- _Work required_:
Word for word, restate all of the entries.

[Provided data]

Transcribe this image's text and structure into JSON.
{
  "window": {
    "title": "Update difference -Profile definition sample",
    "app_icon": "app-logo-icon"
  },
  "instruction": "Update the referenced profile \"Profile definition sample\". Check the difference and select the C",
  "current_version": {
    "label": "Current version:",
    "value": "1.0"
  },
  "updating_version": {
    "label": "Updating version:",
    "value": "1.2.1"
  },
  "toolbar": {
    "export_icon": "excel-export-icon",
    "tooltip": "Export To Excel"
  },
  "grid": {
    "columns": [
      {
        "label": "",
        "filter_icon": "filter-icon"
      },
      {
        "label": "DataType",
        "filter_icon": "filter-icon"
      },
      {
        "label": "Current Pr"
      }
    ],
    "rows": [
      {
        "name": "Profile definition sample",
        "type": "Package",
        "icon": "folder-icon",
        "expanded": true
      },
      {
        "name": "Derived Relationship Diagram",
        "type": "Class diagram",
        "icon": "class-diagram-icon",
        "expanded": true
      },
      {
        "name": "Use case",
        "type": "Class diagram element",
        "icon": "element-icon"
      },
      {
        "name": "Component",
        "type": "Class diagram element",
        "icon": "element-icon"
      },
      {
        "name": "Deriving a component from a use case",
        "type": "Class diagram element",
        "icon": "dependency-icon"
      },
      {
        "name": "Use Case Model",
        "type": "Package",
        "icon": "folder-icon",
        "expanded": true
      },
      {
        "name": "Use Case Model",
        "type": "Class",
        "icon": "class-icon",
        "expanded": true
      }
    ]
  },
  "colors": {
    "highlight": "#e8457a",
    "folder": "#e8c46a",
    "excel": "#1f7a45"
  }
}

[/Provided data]

- _Answer to this problem_:
Transcribe this image's text and structure into JSON.
{
  "window": {
    "title": "Update difference -Profile definition sample",
    "app_icon": "app-logo-icon"
  },
  "instruction": "Update the referenced profile \"Profile definition sample\". Check the difference and select the C",
  "current_version": {
    "label": "Current version:",
    "value": "1.0"
  },
  "updating_version": {
    "label": "Updating version:",
    "value": "1.2.1"
  },
  "toolbar": {
    "export_icon": "excel-export-icon",
    "tooltip": "Export To Excel"
  },
  "grid": {
    "columns": [
      {
        "label": "",
        "filter_icon": "filter-icon"
      },
      {
        "label": "DataType",
        "filter_icon": "filter-icon"
      },
      {
        "label": "Current Pr"
      }
    ],
    "rows": [
      {
        "name": "Profile definition sample",
        "type": "Package",
        "icon": "folder-icon",
        "expanded": true
      },
      {
        "name": "Derived Relationship Diagram",
        "type": "Class diagram",
        "icon": "class-diagram-icon",
        "expanded": true
      },
      {
        "name": "Use case",
        "type": "Class diagram element",
        "icon": "element-icon"
      },
      {
        "name": "Component",
        "type": "Class diagram element",
        "icon": "element-icon"
      },
      {
        "name": "Deriving a component from a use case",
        "type": "Class diagram element",
        "icon": "dependency-icon"
      },
      {
        "name": "Use Case Model",
        "type": "Package",
        "icon": "folder-icon",
        "expanded": true
      },
      {
        "name": "Use Case Model",
        "type": "Class",
        "icon": "class-icon",
        "expanded": true
      }
    ]
  },
  "colors": {
    "highlight": "#e8457a",
    "folder": "#e8c46a",
    "excel": "#1f7a45"
  }
}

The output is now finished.